● **Dataset content**
+++

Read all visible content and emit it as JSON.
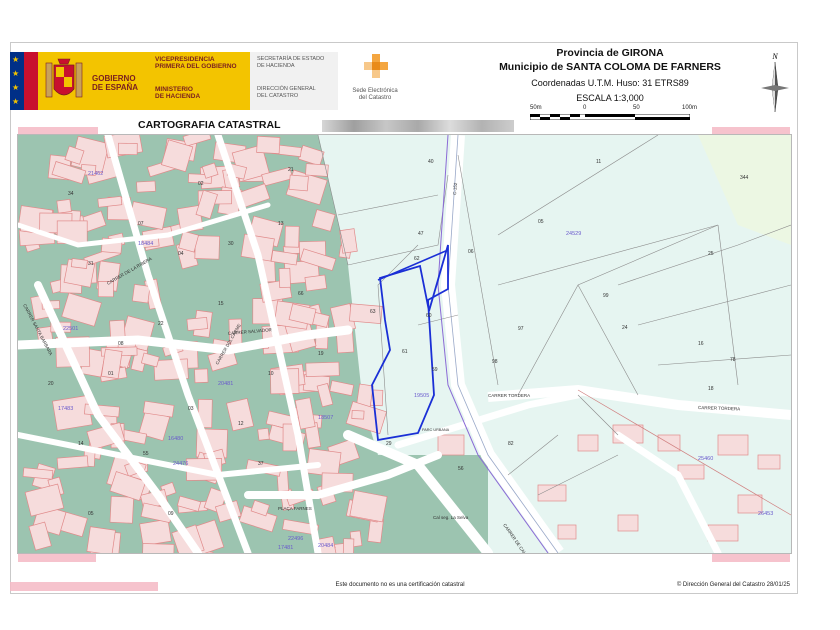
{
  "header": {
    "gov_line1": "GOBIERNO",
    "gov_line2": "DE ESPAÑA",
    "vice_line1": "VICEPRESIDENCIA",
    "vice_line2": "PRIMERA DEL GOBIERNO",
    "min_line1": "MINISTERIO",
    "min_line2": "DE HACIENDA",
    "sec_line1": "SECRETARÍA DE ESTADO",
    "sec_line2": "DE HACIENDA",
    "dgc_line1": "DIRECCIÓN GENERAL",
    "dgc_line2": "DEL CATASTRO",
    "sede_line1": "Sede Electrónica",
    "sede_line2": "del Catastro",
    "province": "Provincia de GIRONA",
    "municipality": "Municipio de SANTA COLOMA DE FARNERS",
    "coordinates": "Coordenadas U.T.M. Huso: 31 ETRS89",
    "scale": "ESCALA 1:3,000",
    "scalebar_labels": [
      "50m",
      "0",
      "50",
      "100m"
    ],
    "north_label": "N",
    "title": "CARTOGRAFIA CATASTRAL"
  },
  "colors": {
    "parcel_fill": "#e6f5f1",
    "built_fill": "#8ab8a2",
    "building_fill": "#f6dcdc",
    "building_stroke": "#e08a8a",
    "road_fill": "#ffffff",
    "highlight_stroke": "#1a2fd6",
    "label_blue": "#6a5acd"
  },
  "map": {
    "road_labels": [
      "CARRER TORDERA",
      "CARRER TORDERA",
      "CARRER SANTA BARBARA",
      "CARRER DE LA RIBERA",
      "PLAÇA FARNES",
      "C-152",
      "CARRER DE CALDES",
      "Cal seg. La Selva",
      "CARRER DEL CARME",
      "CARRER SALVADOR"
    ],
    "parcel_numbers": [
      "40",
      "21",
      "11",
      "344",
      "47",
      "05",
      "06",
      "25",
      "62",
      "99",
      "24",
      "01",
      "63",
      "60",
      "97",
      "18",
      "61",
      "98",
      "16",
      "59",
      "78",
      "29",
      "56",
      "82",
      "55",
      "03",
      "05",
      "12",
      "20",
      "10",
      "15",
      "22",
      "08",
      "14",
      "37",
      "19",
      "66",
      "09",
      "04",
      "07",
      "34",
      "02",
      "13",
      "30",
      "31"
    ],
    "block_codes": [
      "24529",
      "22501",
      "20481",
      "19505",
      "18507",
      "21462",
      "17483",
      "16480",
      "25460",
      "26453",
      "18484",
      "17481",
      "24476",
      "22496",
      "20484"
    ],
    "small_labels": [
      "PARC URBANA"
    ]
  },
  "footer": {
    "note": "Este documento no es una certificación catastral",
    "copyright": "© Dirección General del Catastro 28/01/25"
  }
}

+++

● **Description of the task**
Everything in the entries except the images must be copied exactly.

● **Task result**
Read all visible content and emit it as JSON.
{
  "header": {
    "gov_line1": "GOBIERNO",
    "gov_line2": "DE ESPAÑA",
    "vice_line1": "VICEPRESIDENCIA",
    "vice_line2": "PRIMERA DEL GOBIERNO",
    "min_line1": "MINISTERIO",
    "min_line2": "DE HACIENDA",
    "sec_line1": "SECRETARÍA DE ESTADO",
    "sec_line2": "DE HACIENDA",
    "dgc_line1": "DIRECCIÓN GENERAL",
    "dgc_line2": "DEL CATASTRO",
    "sede_line1": "Sede Electrónica",
    "sede_line2": "del Catastro",
    "province": "Provincia de GIRONA",
    "municipality": "Municipio de SANTA COLOMA DE FARNERS",
    "coordinates": "Coordenadas U.T.M. Huso: 31 ETRS89",
    "scale": "ESCALA 1:3,000",
    "scalebar_labels": [
      "50m",
      "0",
      "50",
      "100m"
    ],
    "north_label": "N",
    "title": "CARTOGRAFIA CATASTRAL"
  },
  "colors": {
    "parcel_fill": "#e6f5f1",
    "built_fill": "#8ab8a2",
    "building_fill": "#f6dcdc",
    "building_stroke": "#e08a8a",
    "road_fill": "#ffffff",
    "highlight_stroke": "#1a2fd6",
    "label_blue": "#6a5acd"
  },
  "map": {
    "road_labels": [
      "CARRER TORDERA",
      "CARRER TORDERA",
      "CARRER SANTA BARBARA",
      "CARRER DE LA RIBERA",
      "PLAÇA FARNES",
      "C-152",
      "CARRER DE CALDES",
      "Cal seg. La Selva",
      "CARRER DEL CARME",
      "CARRER SALVADOR"
    ],
    "parcel_numbers": [
      "40",
      "21",
      "11",
      "344",
      "47",
      "05",
      "06",
      "25",
      "62",
      "99",
      "24",
      "01",
      "63",
      "60",
      "97",
      "18",
      "61",
      "98",
      "16",
      "59",
      "78",
      "29",
      "56",
      "82",
      "55",
      "03",
      "05",
      "12",
      "20",
      "10",
      "15",
      "22",
      "08",
      "14",
      "37",
      "19",
      "66",
      "09",
      "04",
      "07",
      "34",
      "02",
      "13",
      "30",
      "31"
    ],
    "block_codes": [
      "24529",
      "22501",
      "20481",
      "19505",
      "18507",
      "21462",
      "17483",
      "16480",
      "25460",
      "26453",
      "18484",
      "17481",
      "24476",
      "22496",
      "20484"
    ],
    "small_labels": [
      "PARC URBANA"
    ]
  },
  "footer": {
    "note": "Este documento no es una certificación catastral",
    "copyright": "© Dirección General del Catastro 28/01/25"
  }
}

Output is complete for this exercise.